FRUITLAND — While members of the Fruitland Chamber of Commerce are still not able to meet in person for lunch due to Idaho’s current COVID-19 guidelines, they were able to meet over zoom for a virtual luncheon on Wednesday. The topic of this meeting was the state of local response to COVID-19, as well as progress on distribution of available vaccines.
The luncheon was conducted by Annie Knudsen, newly-elected Chairwoman of the chamber Board of Directors. Following is a sample of the information given during the luncheon.
Dina Ellwanger, chief nursing officer for Saint Alphonsus in Ontario, told those in attendance that the pandemic has resulted in a “new culture” within hospital facilities.
“We had to actually go back to previous years, determine how many procedures we did, which we track all the time, and then when we decided to start doing surgeries again [in May] we could not go any more than 50 percent of our previous volume,” said Ellwanger. “[State officials] wanted to make sure that if we had a surge of COVID-positive patients come in that our hospital could absorb that, so they would not allow us to ramp back up on surgeries.”
Even with the winter increase in cases, Ellwanger said the Ontario hospital hasn’t had to turn away any COVID patients or shut down elective surgeries. The Ontario hospital has capacity for 38 patients and has never reached that capacity, said Ellwanger. She said the hospital had 24% available capacity as of Wednesday.
Ellwanger praised Oregon state officials for their efforts to enable limited visitation to patients within the state through Executive Order 20-22 in April 2020.
“I give kudos to this state,” said Ellwanger. “This state did open up visitation for patients in our hospital, they did allow us to open up visitation by one visitor per patient, that a lot of the other states didn’t allow.”
The one visitor rule remains in effect, with exceptions for patients considered to be in their ‘end stage’ or pediatric patients.
Ellwanger also mentioned that the hospital remains financially affected by the reduced surgery capacity as well as requirements for personal protective equipment.
“There’s some perception in the community that with the CARES Act that the health care facilities are getting all this money and all that, while in fact it’s not helping us financially because we also have to make sure we meet all the guidelines of the pandemic,” Ellwanger said.
The sleep lab and pulmonary function testing resumed operations in October, she added. The hospital has performed 300 vaccinations, with another 300 scheduled through Jan. 22.
Ellwanger notes that vaccine distribution relies on which state a worker does at least 50% of their work in.
Michaela Schulte, an internal medicine specialist with St. Luke’s Health System, explained that because the available vaccines rely on messenger ribonucleic acid (mRNA), patients cannot contract COVID-19 through them.
“[They’re] really a technology that’s been around for some time, but as the vaccine they haven’t been distributed or approved yet,” said Schulte. “That is probably really because that the diseases they’ve been trying to target really didn’t meet the level of attention that … warranted that development.”
She noted that one such vaccine was under development for the SARS virus in 2003, but was halted when SARS was brought under control.
Schulte said that while vaccination being made available may allow the public to gradually step away from most restrictions, some pandemic practices are likely here to stay.
“Certainly during certain seasons; In the late 80s and early 90s, when we were drawing blood we were not routinely using gloves,” was one example Schulte cited. “As providers, as nurses, as caregivers that we will be wearing masks, we will be asking our patients to wear masks at certain times.
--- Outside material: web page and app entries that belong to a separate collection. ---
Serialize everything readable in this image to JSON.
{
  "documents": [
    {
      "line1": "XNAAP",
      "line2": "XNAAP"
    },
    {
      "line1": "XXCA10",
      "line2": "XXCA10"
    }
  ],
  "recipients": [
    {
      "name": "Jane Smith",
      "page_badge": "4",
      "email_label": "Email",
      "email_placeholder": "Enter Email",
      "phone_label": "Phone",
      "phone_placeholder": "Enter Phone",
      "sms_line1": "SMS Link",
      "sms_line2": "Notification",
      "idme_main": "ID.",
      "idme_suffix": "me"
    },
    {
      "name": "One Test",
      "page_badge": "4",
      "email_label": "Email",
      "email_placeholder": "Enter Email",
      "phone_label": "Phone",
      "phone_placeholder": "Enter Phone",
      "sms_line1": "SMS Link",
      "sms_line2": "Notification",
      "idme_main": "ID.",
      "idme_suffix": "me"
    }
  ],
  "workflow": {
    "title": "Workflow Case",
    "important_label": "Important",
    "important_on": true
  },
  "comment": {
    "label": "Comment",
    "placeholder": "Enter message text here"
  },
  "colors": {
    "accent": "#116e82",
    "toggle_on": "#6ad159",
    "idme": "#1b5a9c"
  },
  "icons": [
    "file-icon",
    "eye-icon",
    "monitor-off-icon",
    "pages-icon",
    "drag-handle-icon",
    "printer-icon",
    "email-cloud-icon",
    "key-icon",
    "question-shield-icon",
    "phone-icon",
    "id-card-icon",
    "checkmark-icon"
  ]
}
It’s probably going to be the case.”
Schulte said St. Luke’s has been able to manage caseloads during the holiday season in a way that allowed them to avoid crisis standards of care for the moment, but she remains vigilant about case counts over the next several weeks.
“I am only holding my breath right now I don’t think that there’s a sigh of relief at this point; We haven’t even touched base around the new strain [B117] that is emerging and what that might mean.”
Irene Winters, chief nursing officer with Valley Family Health Care, advised those present to read up on COVID-19 vaccines, to learn about their possible side effects before they become available to their assigned group of recipients.
“The best thing that you can do is to take the time to educate yourselves and your employees on the vaccines,” said Winters. “There are many populations and individuals that are very fearful and misinformed about the COVID vaccine and still COVID in general, which is surprising. When people are making the choice on whether to vaccinate or to not vaccinate, that choice needs to be based on valid information.”
Winters suggested the Centers for Disease Control website, as well as the Pfizer and Moderna websites for such information. She also expressed optimism for getting back to normal later this year, with vaccines becoming available around April or May.
Knudsen, who is also operations and outreach specialist for the Prescription Pad in Fruitland, said the pharmacy is in line to administer COVID-19 vaccines once they become available.